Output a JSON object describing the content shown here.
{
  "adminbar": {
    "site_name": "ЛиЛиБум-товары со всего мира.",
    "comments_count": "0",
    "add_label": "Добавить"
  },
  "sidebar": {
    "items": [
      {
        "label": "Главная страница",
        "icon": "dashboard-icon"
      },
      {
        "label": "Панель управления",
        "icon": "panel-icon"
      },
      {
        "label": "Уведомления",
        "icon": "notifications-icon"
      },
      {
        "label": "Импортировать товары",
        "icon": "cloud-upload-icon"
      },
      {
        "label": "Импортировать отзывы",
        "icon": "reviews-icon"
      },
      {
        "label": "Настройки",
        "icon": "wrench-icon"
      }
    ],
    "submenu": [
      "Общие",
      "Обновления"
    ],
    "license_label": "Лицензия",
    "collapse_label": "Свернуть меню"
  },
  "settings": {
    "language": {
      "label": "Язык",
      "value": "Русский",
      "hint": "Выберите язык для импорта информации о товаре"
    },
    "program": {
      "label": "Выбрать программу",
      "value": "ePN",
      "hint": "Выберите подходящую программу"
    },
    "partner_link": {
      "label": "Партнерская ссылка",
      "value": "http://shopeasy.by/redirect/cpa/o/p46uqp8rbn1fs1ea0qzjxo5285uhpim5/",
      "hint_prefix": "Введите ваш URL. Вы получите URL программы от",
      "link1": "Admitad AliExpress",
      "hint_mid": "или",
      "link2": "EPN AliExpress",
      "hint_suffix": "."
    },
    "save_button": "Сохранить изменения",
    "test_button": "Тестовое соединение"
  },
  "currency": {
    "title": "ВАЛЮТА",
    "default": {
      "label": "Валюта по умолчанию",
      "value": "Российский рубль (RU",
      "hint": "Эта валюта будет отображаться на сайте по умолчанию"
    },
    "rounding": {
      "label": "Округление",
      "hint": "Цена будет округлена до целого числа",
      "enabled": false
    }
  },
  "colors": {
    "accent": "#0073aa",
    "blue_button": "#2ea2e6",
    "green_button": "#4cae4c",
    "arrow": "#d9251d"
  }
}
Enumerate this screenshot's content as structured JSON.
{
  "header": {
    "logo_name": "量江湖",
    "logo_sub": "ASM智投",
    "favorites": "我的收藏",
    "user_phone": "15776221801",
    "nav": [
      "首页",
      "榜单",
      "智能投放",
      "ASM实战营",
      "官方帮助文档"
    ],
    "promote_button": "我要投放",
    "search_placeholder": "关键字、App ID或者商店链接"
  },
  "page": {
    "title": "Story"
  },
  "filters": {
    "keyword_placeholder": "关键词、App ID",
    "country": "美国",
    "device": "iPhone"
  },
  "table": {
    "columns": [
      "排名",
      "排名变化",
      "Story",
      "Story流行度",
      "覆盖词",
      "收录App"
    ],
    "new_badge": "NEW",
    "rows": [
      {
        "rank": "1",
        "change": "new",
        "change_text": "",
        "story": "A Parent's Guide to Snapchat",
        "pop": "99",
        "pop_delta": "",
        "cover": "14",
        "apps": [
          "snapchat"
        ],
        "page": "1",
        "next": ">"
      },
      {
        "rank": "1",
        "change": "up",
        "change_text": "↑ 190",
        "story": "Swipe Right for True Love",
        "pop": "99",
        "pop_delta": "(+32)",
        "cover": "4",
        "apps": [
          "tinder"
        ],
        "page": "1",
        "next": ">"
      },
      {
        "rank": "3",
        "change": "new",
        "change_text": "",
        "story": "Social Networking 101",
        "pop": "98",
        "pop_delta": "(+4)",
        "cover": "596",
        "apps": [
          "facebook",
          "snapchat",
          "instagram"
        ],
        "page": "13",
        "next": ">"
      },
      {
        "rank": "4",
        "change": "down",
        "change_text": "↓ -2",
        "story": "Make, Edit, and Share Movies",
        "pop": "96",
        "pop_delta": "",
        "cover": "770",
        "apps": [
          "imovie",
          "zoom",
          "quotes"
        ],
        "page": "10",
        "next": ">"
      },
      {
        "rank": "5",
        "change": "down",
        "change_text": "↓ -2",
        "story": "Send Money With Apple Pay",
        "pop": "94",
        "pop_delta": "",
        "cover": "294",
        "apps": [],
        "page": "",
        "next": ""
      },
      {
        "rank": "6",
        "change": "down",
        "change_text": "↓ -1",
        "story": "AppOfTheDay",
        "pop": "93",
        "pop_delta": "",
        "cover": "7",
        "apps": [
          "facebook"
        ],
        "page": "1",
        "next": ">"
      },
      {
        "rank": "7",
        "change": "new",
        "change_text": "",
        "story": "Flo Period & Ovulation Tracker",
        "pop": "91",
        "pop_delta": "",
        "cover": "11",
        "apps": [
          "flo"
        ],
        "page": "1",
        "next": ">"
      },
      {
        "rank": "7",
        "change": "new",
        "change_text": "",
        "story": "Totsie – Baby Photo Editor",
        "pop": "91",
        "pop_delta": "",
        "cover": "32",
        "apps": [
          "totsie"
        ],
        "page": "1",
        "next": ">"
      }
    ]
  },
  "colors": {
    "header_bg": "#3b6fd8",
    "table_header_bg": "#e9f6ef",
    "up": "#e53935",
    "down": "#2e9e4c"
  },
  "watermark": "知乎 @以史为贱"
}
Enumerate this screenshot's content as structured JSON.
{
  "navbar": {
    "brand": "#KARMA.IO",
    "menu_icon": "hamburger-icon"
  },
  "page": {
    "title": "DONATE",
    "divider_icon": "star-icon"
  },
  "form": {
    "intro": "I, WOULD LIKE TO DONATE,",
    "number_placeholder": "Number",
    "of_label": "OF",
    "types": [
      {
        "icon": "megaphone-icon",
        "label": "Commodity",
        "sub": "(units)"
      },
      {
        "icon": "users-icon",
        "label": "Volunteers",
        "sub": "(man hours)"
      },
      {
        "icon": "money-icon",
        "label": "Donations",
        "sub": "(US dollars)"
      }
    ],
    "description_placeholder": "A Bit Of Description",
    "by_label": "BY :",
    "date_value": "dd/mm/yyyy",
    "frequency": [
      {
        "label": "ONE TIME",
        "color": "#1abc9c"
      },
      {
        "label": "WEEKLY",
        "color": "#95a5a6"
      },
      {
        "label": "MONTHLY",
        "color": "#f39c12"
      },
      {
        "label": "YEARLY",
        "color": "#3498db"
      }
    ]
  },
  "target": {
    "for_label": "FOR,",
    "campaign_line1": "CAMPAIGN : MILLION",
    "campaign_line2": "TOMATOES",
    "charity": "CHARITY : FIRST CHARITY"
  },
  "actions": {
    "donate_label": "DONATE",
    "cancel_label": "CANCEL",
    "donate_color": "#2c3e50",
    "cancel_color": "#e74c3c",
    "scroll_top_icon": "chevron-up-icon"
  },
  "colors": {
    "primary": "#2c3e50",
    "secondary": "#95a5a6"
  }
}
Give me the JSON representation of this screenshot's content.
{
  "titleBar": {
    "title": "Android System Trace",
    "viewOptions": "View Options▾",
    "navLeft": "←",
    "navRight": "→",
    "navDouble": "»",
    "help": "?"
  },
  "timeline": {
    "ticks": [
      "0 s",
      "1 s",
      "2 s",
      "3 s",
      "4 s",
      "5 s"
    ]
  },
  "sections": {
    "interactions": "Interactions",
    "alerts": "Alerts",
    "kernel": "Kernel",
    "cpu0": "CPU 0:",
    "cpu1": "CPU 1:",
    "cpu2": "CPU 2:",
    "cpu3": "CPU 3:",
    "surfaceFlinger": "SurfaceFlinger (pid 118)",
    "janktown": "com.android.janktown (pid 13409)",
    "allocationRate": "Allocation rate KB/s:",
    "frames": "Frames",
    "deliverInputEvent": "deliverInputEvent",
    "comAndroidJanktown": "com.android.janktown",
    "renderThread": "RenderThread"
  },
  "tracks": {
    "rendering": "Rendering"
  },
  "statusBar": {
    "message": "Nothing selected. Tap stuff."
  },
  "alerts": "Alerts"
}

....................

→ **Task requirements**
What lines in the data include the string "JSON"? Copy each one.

→ **Solution to this problem**
Output a JSON object describing the content shown here.
Enumerate this screenshot's content as structured JSON.
Enumerate this screenshot's content as structured JSON.
Give me the JSON representation of this screenshot's content.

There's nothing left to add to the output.